Adrián Rodríguez-Contreras is a biology assistant professor at the CCNY. In 2008, he established the developmental neurobiology laboratory combining anatomical, electrophysiological, and two-photon microscopy tools to study animal models of brain development and disease. Other research interests include applying novel methods in fluorescence microscopy for in vivo studies, exploring the cellular mechanisms involved in the growth of brain tumors and understanding the functional interactions between neural cells and the brain vasculature.

Robert Alfano is a distinguished professor of science and engineering at the City College of CUNY. He has contributed significantly to the field of ultrafast laser science and is a pioneer in the application of light and photonics technologies to the study of biological, biomedical and condensed matter systems, invented and used in his research supercontinuum and novel tunable lasers.
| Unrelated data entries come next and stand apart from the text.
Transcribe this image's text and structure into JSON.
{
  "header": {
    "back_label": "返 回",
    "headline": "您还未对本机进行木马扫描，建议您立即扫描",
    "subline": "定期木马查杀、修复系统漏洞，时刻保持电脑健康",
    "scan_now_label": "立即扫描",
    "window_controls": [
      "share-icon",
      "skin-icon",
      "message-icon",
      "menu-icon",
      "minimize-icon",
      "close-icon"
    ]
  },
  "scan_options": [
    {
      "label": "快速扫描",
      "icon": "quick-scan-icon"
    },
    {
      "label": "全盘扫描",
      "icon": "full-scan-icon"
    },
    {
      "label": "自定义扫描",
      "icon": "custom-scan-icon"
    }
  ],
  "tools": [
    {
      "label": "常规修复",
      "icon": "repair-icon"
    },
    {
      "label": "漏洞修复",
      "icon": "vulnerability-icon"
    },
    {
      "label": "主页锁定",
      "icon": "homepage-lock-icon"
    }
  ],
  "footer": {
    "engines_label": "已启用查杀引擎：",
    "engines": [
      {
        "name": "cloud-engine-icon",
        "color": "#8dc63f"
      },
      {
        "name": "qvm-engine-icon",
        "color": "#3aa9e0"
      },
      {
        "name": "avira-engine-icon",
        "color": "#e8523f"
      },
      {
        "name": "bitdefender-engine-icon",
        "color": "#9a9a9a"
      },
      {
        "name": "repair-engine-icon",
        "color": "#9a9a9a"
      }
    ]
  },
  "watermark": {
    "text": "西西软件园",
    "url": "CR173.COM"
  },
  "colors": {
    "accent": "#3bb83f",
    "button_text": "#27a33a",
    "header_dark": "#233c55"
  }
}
He is a fellow of APS, OSA, IEEE, and NY Academy of Science.

© 2016 Society of Photo-Optical Instrumentation Engineers (SPIE) 1083-3668/2016/$25.00 © 2016 SPIE
Lingyan Shi, Pavel Shumyatsky, Adrián Rodríguez-Contreras, and Robert R. Alfano "Terahertz spectroscopy of brain tissue from a mouse model of Alzheimer’s disease," Journal of Biomedical Optics 21(1), 015014 (27 January 2016).
Published: 27 January 2016

Back to Top